Thaler says the answer is for the monetary authorities to intervene “but very gently” to “lean against the wind a bit. That’s as far as I would go. We both agree that markets, good or bad, are the best thing we’ve got going. Nobody has devised a way of allocating resources that’s better.” In contrast, Fama reckons government or central bank intervention to control market prices (that are broadly ‘efficient’) is “likely to cause more harm than good.”
So, in effect, both Fama and Thaler accept that markets rule and that market prices broadly allocate resources efficiently and ‘rationally’, except that Thaler wants to understand why people act sometimes differently than Fama’s ‘rational’ model. Fama summed up their conclusions in the debate: “In general, it would be useful to know to what extent all economic outcomes are due to rational and irrational interplays. We don’t really know that.” So the great Nobel prize winners don’t know much about why stock prices move up and down, often with no relation to the movement of key economic fundamentals like profits, investment, labour costs etc.
If we consider the movement of stock market prices from the point of view of Marxist analysis, then it is not so mysterious. In previous posts, I have dealt with this issue. As I said in one post: “Whatever the fluctuation in stock prices, eventually the value of a company must be judged by investors for its ability to make profits. A company’s stock price can get way out of line with the accumulated value of its stock of real assets or its earnings, but eventually the price will be dragged back into line. Indeed, if we consider stock price indexes (ie an index of an aggregated group of individual stock prices) over the long term, they exhibit clear cycles, with up phases called bull markets and down phases called bear markets. And these bull and bear markets, at least in the US, match nicely the movement in the rate of profit”.

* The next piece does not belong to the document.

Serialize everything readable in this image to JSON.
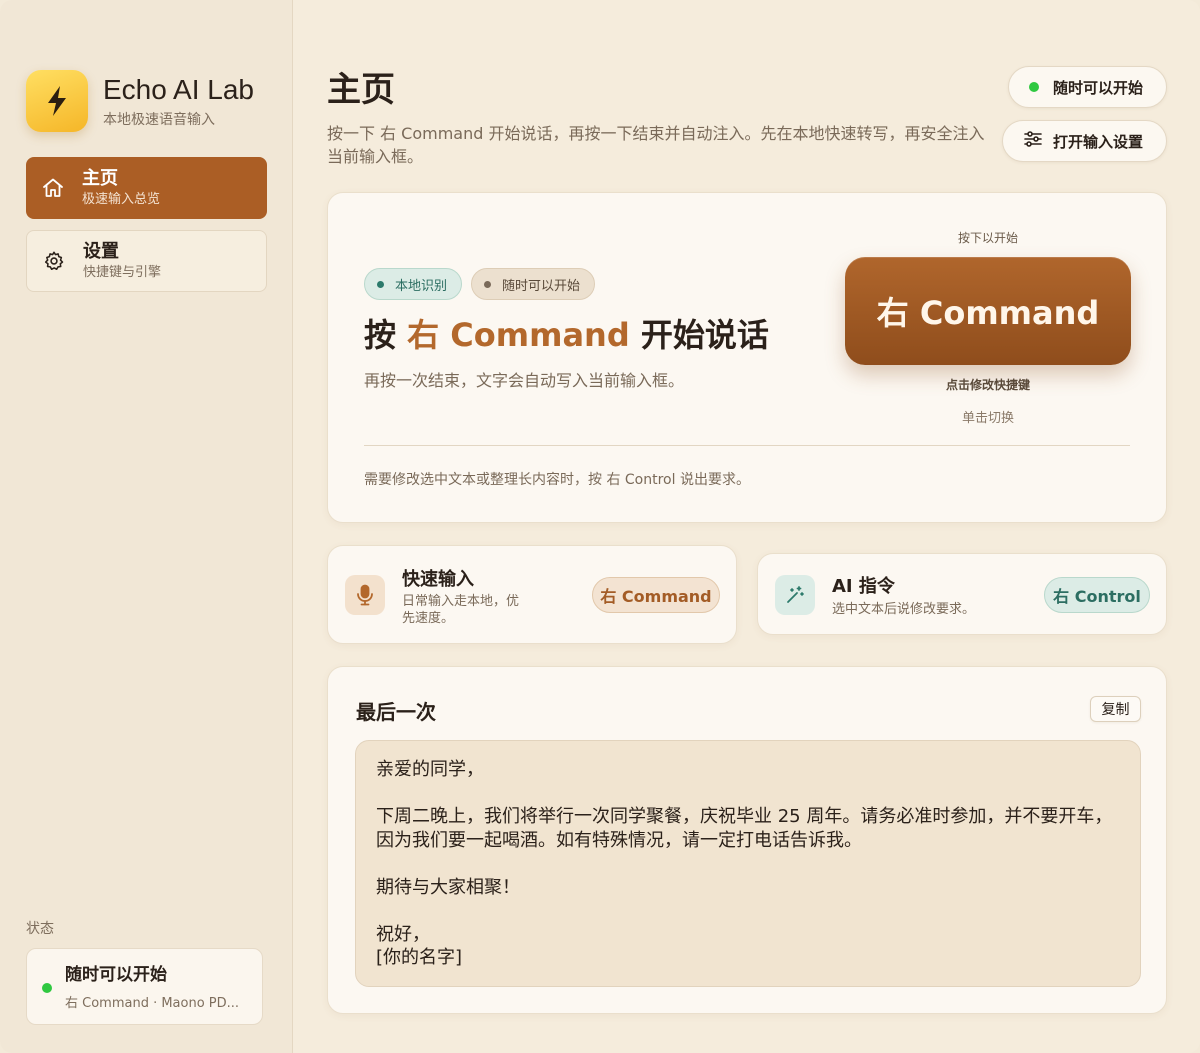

In Robert Shiller’s own measure of stock market prices relative to profits (below), we can see that stock market prices generally move with profitability, but they can get way out of line for period. Right now they are still higher than they were in the last ‘bear’ market.
Marx made the key observation that what drives stock market prices is the difference between interest rates and the overall rate of profit. What has kept stock market prices rising now has been the very low level of long-term interest rates, deliberately engendered by central banks like the Federal Reserve around the world, with zero short-term rates and quantitative easing (buying financial assets with credit injections). The gap between returns on investing in the stock market and the cost of borrowing to do it is thus maintained.
In his recent opus, Capitalism, Anwar Shaikh looks at the theory of financial prices. (Chapter 10). Of course, every day, investors make ‘irrational’ decisions but, over time and, in the aggregate, investor decisions to buy or to sell stocks or bonds will be based on the return they have received (in interest or dividends) and the prices of bonds and stocks will move accordingly. And those returns ultimately depend on the difference between the profitability of capital invested in the economy and the costs of providing finance.
So this has less to do with ‘monopoly pricing’ as Krugman thinks and much more to do with the expansion of ‘fictitious capital’ relative to the profitability of capital as a whole. And less to do with Keynes’s view, which reckons that stock market prices are driven by subjective ‘animal spirits’ and more to do with the objective level of profitability.
If stock prices get way out of line with the profitability of capital in an economy, then eventually they will fall back. The further out of line they are, the bigger the eventual fall. That is what we can expect now.